Reports of this action appeared in many newspapers and publications all around the country and James Maggs who lived in Southwold and who kept a diary from 1818-1876 reported that “great displeasure arose in the minds of the Yarmothians respecting the proceedings of the Mayor of Southwold” over the incident.
If this had been on Next Door Southwold then The Mayor, Daniel Fulcher, would have swiftly responded to the forum discussion to put his side of events.
As it was, he wrote a letter to the the newspaper explaining that the “boat was put off from this place to the Helen…… in consequence of a signal being hoisted for assistance, when it was ascertained that medical aid was required for one of the crew, who had been taken suddenly and dangerously ill. The boat then put to the shore for this purpose and succeeded in putting a medical man on board……but during which period the man had died. The captain immediately gave orders for the body to be taken ashore by the boat…….I went off and met the boat with the corpse about 200 yards from the vessel and finding the medical man unable to state from what cause the man had died and the vessel being only a few hours sail from her place of destination I directed the men to re convey the body to the vessel.

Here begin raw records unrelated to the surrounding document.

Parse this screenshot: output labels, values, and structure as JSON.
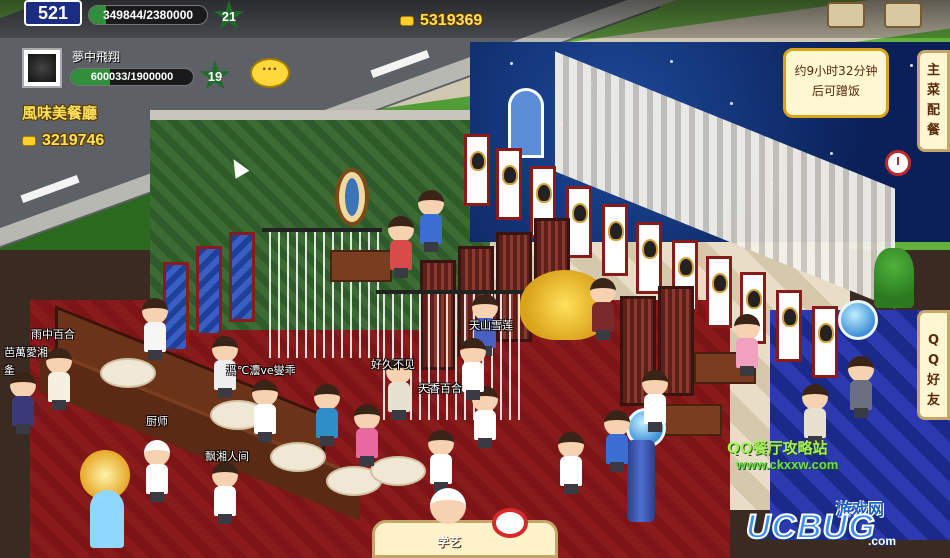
{
  "hud": {
    "level": "521",
    "exp": "349844/2380000",
    "exp_fraction": 0.147,
    "star_level": "21",
    "gold": "5319369"
  },
  "profile": {
    "name": "夢中飛翔",
    "exp": "600033/1900000",
    "exp_fraction": 0.316,
    "level": "19",
    "restaurant_name": "風味美餐廳",
    "gold": "3219746",
    "chat_icon": "speech-bubble-icon"
  },
  "timer": {
    "line1": "约9小时32分钟",
    "line2": "后可蹭饭"
  },
  "side_tabs": {
    "menu": [
      "主",
      "菜",
      "配",
      "餐"
    ],
    "friends": [
      "Q",
      "Q",
      "好",
      "友"
    ]
  },
  "name_tags": [
    "雨中百合",
    "芭萬愛湘",
    "㚅",
    "潙℃灋ve燮乖",
    "好久不见",
    "天山雪莲",
    "天香百合",
    "厨师",
    "飘湘人间"
  ],
  "skill": {
    "label": "学艺"
  },
  "watermark": {
    "title": "QQ餐厅攻略站",
    "url": "www.ckxxw.com"
  },
  "logo": {
    "top": "游戏网",
    "main": "UCBUG",
    "suffix": ".com"
  },
  "colors": {
    "gold_text": "#ffe15a",
    "level_box": "#1b2d82",
    "carpet": "#7d1416",
    "night_wall": "#0b2058"
  }
}
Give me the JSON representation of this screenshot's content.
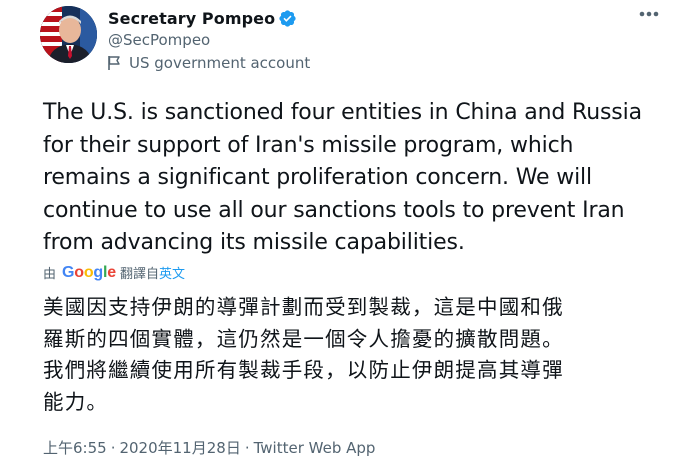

To this the master readily assented and the vessel proceeded on her way to Yarmouth, where the deceased, John Baldry received Christian burial on Sunday last in a very respectable manner and was attended to the rave by a relative who resided here and who has expressed a wish to have the above mis-statement corrected”.
These are worrying times, of course, and the concerns of residents that visitors could carry the infection and spread it within Southwold is quite natural too. In March 1845 Napier Lincolne from Halesworth wrote to the Editor of the Suffolk Chronicle complaining of the attitude of the Town to his presence in Southwold following a bout of smallpox. He begins his letter saying “The press is the voice of the Community”, writing today he could well say Next Door Southwold is that voice. He continues:
“Allow now to give utterance to the remonstrance of invalid, l am convalescent from small-pox, and last week engaged lodgings at Southwold, upon the edge of the cliff, for the purpose of enjoying the refreshing sea and recovering more rapidly from debility which the disease has fell upon me. Mayor and Corporation, receiving the information, held a council, and decided that I should not be allowed enter the town, upon the grounds of danger of infection. The history of the case had been mentioned to one their medical men, who gave his opinion that no fear was to be apprehended, as did also my own professional attendant the Mayor of the town. But these opinions were deemed unsatisfactory, they further required certificate assurance that there is risk of contagion”
Lincolne argues that “The gentlemen the Corporation, in the discharge of their functions as guardians of the town, have been, I cannot but think, too stringent in their precautionary policy. There are other patients in the neighbourhood like myself wearied with the monotony their homes, and anticipating a change of air and scene by removal to Southwold; this letter will prepare them for the fiat of the Corporation not to enter within the precincts of the borough”.
Libraries are closed, of course, so accessing the British Newspaper Archive for free at the British Library or other participating libraries is not possible at the moment. The BNA is a source I use a great deal for my research and interests and so I willingly pay a £6.67 a month subscription to access the archives at home.
Through the pages of old newspapers you can see how your home community was faring during epidemics such as Cholera or the 1918-1920 Spanish Flu. You many find many similarities to now as, like our ancestors, we face so many unknowns. Stay in, stay safe and keep well everyone.